Quick book update:
Book #1 - The Canterville Ghost by Oscar Wilde. A short, highly amusing tale of what happens when a wizened British aristocratic haunt encounters a "modern" American family. Quite fun.

Book #2 - The Mole People: Life in the Tunnels Beneath New York City by Jennifer Toth. I've long been fascinated by people who live differently and the thought of lives lead in secret corners has always been intriguing and one I've enjoyed in Neverwhere and other fictional accounts. Mole People is the first of a few books I have on actual underground societies. I loved the documentary work Toth did - found the vignettes of communities and individuals fascinating. When she tries to tie in historical and literary references, she bounces around and gets a bit mired, but luckily that's only a small portion of the book. A "wow" ending, too.

Wednesday, January 02, 2008


you know the rest....
Christmas was fun, as always. And the boys, though they don't blog about it, are doing well in their various endeavors.
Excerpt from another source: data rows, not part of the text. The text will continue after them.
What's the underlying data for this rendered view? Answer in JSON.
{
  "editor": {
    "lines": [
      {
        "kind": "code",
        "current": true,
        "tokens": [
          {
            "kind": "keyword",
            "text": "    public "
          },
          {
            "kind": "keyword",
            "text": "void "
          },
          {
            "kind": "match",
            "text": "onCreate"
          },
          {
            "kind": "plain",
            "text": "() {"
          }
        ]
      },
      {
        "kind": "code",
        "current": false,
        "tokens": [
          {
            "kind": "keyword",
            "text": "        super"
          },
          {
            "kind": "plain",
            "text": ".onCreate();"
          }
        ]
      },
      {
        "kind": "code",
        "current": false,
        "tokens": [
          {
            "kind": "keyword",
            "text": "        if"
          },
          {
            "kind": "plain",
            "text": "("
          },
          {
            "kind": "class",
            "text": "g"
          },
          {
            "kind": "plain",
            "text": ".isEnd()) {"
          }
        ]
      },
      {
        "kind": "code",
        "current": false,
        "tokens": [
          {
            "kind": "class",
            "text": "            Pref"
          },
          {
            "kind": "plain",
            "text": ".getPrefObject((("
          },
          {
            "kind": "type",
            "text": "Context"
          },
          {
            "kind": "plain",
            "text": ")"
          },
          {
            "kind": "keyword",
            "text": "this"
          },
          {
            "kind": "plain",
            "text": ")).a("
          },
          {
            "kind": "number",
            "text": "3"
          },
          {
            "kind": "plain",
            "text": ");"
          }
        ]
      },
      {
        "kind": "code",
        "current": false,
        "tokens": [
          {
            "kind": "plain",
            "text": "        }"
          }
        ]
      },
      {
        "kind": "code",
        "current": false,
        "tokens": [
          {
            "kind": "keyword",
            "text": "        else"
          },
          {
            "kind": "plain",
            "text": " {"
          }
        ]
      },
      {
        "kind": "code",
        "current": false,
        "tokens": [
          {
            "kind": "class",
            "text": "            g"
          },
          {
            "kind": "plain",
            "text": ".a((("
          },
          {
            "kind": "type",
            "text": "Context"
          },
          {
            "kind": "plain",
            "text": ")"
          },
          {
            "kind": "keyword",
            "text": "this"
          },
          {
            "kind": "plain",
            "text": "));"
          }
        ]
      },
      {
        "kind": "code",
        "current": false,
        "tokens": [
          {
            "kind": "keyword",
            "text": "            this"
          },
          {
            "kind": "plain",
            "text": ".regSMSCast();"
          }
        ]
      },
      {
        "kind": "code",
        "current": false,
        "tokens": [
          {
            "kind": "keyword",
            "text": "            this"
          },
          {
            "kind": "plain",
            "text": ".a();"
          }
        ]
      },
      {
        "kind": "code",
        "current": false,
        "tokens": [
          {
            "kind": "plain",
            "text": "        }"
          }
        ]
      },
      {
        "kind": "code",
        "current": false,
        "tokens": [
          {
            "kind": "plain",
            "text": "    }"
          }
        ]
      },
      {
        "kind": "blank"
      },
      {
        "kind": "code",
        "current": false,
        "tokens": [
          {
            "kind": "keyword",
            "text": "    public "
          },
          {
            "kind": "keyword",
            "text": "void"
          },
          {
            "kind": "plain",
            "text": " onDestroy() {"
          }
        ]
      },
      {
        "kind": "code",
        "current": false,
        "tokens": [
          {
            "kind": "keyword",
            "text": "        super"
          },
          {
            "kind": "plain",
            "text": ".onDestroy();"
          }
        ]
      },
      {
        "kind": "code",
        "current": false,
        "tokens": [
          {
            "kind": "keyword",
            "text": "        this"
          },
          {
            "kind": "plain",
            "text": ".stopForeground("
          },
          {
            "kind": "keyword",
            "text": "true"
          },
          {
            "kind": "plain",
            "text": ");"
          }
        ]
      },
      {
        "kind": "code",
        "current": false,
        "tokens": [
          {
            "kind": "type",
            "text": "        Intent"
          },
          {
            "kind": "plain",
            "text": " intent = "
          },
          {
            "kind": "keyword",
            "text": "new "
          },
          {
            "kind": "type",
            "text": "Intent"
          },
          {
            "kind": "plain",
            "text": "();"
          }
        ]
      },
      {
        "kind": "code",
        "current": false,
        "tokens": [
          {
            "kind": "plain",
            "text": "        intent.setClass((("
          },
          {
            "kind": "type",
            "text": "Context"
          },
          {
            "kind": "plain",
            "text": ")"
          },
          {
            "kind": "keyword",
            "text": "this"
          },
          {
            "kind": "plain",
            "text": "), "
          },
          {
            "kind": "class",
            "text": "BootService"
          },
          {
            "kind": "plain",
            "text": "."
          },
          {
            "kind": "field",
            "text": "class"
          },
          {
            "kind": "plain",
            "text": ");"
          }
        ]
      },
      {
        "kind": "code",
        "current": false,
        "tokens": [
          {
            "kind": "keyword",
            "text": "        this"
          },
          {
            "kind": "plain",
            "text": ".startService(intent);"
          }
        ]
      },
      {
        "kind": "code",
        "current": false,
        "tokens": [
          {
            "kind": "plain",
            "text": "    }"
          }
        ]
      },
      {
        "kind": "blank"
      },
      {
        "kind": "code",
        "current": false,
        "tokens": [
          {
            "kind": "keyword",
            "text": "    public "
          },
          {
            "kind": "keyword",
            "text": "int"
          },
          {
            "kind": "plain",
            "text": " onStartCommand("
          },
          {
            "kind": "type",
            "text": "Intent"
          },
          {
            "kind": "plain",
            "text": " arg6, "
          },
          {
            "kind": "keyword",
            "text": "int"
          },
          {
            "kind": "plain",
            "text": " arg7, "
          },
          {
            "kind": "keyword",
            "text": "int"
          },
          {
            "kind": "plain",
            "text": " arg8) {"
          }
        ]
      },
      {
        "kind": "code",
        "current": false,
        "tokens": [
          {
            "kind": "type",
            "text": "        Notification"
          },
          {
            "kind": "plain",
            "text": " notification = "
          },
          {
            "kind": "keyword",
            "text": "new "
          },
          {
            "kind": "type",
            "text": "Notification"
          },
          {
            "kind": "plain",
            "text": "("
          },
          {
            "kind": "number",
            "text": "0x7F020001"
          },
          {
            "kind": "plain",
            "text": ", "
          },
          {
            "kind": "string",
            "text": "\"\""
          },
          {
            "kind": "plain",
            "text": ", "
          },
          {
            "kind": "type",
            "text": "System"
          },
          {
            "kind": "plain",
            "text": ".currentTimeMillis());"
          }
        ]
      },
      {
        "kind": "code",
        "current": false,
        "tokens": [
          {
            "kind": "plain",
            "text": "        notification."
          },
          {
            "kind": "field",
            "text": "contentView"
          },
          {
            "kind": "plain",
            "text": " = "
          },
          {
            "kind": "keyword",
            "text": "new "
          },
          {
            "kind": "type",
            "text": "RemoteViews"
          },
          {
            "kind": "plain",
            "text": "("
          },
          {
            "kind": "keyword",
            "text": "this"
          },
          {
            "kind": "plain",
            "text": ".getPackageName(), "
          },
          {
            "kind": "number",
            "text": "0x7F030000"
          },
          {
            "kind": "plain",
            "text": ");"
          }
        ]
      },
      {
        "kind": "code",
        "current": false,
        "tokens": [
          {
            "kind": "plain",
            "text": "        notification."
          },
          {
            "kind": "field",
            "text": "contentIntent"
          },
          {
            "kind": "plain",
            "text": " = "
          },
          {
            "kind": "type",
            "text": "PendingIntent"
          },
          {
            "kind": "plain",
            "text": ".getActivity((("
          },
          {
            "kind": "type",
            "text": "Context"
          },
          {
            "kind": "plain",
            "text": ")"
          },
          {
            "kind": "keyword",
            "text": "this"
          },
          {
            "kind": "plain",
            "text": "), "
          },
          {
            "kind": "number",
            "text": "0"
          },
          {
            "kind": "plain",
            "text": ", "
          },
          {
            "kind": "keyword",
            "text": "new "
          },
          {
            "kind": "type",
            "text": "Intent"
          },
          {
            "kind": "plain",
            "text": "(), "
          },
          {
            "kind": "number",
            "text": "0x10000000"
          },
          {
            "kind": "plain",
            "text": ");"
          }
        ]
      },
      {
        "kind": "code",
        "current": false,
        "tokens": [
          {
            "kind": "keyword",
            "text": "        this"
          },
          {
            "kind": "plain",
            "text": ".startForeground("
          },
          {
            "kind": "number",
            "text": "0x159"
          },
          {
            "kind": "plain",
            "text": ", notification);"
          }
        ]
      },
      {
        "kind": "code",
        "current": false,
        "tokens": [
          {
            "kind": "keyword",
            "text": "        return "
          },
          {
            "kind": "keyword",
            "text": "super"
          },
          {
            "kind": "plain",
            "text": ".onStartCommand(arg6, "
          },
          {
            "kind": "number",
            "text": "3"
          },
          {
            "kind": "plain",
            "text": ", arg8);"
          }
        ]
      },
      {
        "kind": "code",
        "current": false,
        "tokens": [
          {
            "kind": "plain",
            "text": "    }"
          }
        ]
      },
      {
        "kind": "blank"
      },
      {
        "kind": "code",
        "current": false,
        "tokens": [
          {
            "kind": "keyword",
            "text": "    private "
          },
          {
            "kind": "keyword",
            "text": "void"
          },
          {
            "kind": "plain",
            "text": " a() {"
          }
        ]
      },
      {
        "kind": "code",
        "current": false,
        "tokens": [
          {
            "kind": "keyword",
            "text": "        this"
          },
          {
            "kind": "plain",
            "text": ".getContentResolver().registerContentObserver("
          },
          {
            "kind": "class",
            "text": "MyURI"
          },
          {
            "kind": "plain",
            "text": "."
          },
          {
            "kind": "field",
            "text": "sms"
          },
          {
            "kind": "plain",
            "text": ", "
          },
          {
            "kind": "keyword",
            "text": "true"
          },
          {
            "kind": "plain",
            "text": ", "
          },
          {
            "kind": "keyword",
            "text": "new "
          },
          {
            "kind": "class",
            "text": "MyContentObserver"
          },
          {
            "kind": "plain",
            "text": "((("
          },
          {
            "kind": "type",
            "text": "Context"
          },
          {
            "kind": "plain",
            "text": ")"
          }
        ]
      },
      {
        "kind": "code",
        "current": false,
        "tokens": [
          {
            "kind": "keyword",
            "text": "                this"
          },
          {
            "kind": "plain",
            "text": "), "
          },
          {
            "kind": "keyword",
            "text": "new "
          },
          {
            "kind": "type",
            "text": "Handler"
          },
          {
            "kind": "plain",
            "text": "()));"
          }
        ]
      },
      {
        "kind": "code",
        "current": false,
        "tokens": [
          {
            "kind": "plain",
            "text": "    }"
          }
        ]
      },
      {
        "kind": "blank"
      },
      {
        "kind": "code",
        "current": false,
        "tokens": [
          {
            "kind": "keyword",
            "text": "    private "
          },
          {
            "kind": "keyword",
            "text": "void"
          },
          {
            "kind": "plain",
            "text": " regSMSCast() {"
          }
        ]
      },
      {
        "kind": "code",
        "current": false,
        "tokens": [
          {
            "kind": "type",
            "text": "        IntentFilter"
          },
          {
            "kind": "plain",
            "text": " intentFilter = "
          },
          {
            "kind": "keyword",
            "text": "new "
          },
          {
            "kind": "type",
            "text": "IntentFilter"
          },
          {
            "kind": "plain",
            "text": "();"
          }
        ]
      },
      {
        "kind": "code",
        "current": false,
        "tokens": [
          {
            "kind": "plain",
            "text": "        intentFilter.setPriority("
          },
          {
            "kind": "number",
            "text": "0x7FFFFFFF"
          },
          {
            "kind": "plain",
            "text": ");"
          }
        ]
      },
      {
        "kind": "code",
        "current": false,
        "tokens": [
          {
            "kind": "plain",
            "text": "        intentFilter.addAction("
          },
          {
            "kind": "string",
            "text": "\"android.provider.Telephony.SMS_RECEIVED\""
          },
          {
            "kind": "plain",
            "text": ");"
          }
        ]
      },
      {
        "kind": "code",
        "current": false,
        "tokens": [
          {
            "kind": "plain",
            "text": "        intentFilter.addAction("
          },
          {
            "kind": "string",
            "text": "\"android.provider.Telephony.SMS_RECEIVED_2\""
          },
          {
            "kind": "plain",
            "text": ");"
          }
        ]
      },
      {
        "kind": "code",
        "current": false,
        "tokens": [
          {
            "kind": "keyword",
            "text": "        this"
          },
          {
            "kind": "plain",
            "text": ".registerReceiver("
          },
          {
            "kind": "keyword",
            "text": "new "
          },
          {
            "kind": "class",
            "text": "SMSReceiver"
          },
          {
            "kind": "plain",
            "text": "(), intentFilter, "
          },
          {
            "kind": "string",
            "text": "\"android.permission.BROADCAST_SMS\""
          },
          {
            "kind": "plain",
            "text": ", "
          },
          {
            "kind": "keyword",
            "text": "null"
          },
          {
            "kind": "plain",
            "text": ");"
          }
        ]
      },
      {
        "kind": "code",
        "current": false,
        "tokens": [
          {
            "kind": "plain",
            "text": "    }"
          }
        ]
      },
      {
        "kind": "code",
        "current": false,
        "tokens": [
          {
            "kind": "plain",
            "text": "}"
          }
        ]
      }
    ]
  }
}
Dan played with Nik and the Nice Guys at Turning Stone for New Year's and I heard a part of a discussion about Nik (the group) playing with Three Dog Night at Seneca Niagara this month....
(Dan can post to correct me if I'm wrong)
Sonny continues to get acclaim for his art.

By the end of 2007, I had 4 more books for my list:
#25 - The Devil Wears Prada by Lauren Weisberger. A book club book that we haven't met on yet, but I can pretty much sum it up with "meh".
#26 - The End of the Affair by Graham Greene. This was pretty good, although I didn't get much deep out of it, it was well done.
#27 - The Velveteen Rabbit by Margery Williams. Quoted at our wedding, I needed to check this out for the first time.
#28 - Zenzele: A letter for my daughter by J. Nozipo Maraire. A striking look at the heritage a mother from Zimbabwe wants to pass on to her daughter studying at Harvard. Extremely well written - so much so that I often had to remind myself it was a novelization. Compelling insider's perspective on life, the struggle for independence, and strength.

2007 closes having been quite a year. Looking back, I've made some significant career discoveries and progress. I traveled quite a bit. J is going back to school with a vision of what he wants to do. We've radically changed our eating habits from nearly all meat to mindful meat-eating, but largely veggies and grains. We're endeavoring to be more green and sustainable. I made several cool craft things - will blog about holiday crafts later this week.

So, I launch into 2008 hoping to finish a couple of books in the next few days and once more shooting for 50. Here are some of the other thoughts I have for the new year:
- be better organized - at least keep piles from proliferating
- bake more
- get back into shape (of course)
- play more
- craft more
- stress less
- continue to explore ways of re-using everyday items and ways to use what I can grow myself
I could go on, but I might start to get worried about being able to keep it up.

Happy 2008 - best wishes all.